§ **Exercise directions**
The required output is every entry below, copied exactly.

§ **Raw data**
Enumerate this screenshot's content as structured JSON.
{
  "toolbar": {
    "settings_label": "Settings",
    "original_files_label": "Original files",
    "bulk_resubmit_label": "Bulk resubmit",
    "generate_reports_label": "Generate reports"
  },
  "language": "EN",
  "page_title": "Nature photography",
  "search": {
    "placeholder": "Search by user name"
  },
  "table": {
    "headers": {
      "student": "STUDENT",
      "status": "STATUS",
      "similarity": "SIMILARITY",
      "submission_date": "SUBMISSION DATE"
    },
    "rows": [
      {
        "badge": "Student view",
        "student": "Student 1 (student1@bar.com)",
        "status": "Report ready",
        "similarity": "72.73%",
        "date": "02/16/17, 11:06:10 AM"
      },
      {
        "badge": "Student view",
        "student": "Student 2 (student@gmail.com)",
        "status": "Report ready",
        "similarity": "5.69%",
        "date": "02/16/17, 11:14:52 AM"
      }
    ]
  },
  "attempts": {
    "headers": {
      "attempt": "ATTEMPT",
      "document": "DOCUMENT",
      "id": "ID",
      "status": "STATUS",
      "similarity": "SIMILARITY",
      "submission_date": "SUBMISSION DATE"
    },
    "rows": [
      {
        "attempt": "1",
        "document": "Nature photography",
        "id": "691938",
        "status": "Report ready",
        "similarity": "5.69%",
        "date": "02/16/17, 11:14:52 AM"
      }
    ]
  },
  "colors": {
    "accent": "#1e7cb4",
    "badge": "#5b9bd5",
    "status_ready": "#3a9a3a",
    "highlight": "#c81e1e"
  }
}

§ **Solution to the exercise**
Enumerate this screenshot's content as structured JSON.
{
  "toolbar": {
    "settings_label": "Settings",
    "original_files_label": "Original files",
    "bulk_resubmit_label": "Bulk resubmit",
    "generate_reports_label": "Generate reports"
  },
  "language": "EN",
  "page_title": "Nature photography",
  "search": {
    "placeholder": "Search by user name"
  },
  "table": {
    "headers": {
      "student": "STUDENT",
      "status": "STATUS",
      "similarity": "SIMILARITY",
      "submission_date": "SUBMISSION DATE"
    },
    "rows": [
      {
        "badge": "Student view",
        "student": "Student 1 (student1@bar.com)",
        "status": "Report ready",
        "similarity": "72.73%",
        "date": "02/16/17, 11:06:10 AM"
      },
      {
        "badge": "Student view",
        "student": "Student 2 (student@gmail.com)",
        "status": "Report ready",
        "similarity": "5.69%",
        "date": "02/16/17, 11:14:52 AM"
      }
    ]
  },
  "attempts": {
    "headers": {
      "attempt": "ATTEMPT",
      "document": "DOCUMENT",
      "id": "ID",
      "status": "STATUS",
      "similarity": "SIMILARITY",
      "submission_date": "SUBMISSION DATE"
    },
    "rows": [
      {
        "attempt": "1",
        "document": "Nature photography",
        "id": "691938",
        "status": "Report ready",
        "similarity": "5.69%",
        "date": "02/16/17, 11:14:52 AM"
      }
    ]
  },
  "colors": {
    "accent": "#1e7cb4",
    "badge": "#5b9bd5",
    "status_ready": "#3a9a3a",
    "highlight": "#c81e1e"
  }
}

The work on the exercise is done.